■ The task
The expected answer is a copy of every line in the listing that has the word "JSON".

________________

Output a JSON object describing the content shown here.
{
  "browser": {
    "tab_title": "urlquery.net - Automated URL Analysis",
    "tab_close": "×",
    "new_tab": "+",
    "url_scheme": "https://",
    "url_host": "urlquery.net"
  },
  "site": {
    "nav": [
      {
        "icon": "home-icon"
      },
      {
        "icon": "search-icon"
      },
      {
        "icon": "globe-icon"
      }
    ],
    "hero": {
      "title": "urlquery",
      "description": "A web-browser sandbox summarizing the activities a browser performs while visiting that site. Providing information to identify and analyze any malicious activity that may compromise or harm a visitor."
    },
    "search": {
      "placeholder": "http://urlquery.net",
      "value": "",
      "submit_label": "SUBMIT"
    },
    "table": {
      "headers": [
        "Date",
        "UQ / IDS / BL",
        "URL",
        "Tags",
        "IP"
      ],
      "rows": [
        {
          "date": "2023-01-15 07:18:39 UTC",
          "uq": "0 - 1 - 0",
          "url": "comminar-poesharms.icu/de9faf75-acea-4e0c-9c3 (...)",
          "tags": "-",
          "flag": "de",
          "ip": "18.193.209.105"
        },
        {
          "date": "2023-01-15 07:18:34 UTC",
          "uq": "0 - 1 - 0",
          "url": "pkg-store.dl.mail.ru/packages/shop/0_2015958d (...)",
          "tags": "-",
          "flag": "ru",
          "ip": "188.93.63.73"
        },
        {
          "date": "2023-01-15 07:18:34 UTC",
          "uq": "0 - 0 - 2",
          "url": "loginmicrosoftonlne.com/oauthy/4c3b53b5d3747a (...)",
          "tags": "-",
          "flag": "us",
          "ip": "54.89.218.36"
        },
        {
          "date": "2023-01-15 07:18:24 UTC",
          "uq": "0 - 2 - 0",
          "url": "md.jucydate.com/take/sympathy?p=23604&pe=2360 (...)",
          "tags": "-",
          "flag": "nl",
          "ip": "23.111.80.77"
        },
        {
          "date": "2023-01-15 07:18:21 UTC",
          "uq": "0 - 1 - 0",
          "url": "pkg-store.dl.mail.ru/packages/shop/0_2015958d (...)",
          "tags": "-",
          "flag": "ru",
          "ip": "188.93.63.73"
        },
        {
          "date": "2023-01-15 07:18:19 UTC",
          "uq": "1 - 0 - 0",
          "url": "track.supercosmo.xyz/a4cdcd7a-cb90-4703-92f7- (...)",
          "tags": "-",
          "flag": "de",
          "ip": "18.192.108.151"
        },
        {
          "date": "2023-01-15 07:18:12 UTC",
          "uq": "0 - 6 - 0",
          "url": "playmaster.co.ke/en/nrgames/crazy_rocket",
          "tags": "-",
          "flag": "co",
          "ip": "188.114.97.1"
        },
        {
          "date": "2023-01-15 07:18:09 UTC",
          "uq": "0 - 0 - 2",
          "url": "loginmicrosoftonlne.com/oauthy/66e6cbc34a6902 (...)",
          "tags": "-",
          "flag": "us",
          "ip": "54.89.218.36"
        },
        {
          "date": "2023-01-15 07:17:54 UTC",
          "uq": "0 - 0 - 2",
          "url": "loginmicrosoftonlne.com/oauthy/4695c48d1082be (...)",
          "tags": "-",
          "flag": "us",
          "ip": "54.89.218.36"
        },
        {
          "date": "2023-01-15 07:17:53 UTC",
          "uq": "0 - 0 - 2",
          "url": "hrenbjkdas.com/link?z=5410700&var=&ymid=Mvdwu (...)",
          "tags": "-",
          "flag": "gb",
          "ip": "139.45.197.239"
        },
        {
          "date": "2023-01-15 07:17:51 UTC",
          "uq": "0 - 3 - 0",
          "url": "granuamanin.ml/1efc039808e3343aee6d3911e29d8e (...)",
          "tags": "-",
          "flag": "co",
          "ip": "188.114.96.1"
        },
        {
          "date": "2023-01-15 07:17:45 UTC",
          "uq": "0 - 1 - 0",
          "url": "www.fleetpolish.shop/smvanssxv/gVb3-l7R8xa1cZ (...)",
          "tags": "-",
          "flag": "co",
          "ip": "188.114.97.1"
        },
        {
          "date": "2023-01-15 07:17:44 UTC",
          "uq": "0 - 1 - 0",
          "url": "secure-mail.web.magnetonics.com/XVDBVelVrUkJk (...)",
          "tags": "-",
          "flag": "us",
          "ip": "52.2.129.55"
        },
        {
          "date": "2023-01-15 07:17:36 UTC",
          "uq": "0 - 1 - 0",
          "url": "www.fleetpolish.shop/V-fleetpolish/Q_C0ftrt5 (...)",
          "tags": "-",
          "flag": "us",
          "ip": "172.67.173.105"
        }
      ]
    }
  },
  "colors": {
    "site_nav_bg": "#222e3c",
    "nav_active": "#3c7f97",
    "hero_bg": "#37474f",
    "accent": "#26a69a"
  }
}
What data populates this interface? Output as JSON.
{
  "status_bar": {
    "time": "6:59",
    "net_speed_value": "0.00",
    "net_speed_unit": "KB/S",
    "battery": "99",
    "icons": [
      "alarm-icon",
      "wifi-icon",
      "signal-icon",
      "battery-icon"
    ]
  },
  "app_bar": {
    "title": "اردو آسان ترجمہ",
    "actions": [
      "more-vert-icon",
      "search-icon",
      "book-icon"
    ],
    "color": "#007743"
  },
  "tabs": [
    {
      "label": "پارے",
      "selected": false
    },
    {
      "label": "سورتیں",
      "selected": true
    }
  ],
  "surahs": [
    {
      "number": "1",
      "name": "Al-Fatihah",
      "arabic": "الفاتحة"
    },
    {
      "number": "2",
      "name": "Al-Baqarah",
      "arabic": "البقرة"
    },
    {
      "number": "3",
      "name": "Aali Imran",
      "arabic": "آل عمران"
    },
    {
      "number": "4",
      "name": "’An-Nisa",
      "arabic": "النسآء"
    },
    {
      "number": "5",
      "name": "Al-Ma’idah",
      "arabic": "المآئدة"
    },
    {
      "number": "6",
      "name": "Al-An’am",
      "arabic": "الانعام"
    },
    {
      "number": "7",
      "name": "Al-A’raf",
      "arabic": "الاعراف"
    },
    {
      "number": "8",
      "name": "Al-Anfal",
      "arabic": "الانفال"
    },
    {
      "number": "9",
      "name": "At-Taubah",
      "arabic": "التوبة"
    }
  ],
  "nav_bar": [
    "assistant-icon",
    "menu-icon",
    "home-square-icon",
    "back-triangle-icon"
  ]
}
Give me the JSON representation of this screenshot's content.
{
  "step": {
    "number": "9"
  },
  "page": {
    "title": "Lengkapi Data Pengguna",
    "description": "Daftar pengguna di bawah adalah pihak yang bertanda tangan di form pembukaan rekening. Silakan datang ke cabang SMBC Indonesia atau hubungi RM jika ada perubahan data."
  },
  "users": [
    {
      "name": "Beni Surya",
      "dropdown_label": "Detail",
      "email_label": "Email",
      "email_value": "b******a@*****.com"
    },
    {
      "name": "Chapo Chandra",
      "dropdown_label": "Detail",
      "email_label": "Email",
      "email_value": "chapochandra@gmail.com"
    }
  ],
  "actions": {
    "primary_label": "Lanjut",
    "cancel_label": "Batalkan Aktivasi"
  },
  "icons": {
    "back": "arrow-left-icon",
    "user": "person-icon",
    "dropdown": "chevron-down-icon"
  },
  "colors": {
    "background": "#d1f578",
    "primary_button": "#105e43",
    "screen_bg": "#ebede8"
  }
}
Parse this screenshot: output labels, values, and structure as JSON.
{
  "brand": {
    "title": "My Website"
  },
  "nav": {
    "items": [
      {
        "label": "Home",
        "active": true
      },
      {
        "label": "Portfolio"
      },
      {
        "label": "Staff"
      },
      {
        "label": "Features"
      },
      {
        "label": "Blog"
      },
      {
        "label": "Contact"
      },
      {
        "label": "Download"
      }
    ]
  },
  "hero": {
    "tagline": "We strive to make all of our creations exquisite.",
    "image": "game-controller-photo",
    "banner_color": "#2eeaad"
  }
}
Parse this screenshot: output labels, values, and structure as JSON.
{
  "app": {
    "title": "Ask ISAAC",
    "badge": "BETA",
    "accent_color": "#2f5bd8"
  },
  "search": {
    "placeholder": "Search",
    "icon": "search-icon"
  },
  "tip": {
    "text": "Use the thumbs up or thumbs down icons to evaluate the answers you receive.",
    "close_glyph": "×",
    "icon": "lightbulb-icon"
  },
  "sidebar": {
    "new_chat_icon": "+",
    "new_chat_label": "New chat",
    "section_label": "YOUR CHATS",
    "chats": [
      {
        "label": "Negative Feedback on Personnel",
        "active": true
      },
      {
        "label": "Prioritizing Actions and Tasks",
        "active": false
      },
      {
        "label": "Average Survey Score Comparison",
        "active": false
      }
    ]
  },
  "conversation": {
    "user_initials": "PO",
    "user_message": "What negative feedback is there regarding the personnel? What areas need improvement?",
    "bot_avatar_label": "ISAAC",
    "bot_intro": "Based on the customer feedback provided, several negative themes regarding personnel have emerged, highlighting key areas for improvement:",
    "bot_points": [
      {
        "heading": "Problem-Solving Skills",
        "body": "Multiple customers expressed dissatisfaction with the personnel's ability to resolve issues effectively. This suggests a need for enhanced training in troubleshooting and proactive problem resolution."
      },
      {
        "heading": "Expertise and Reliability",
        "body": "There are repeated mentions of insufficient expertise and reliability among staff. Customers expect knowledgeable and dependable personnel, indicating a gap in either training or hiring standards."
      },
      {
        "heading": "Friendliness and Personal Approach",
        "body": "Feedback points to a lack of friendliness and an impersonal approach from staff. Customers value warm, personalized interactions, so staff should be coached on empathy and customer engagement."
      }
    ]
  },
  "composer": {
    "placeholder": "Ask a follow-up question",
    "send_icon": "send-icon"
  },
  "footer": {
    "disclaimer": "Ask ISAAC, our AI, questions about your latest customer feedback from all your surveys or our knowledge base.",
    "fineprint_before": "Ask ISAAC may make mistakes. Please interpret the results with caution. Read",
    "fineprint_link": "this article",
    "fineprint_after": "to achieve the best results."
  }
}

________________

■ Task answer
Output a JSON object describing the content shown here.
What data populates this interface? Output as JSON.
Give me the JSON representation of this screenshot's content.
Parse this screenshot: output labels, values, and structure as JSON.
Parse this screenshot: output labels, values, and structure as JSON.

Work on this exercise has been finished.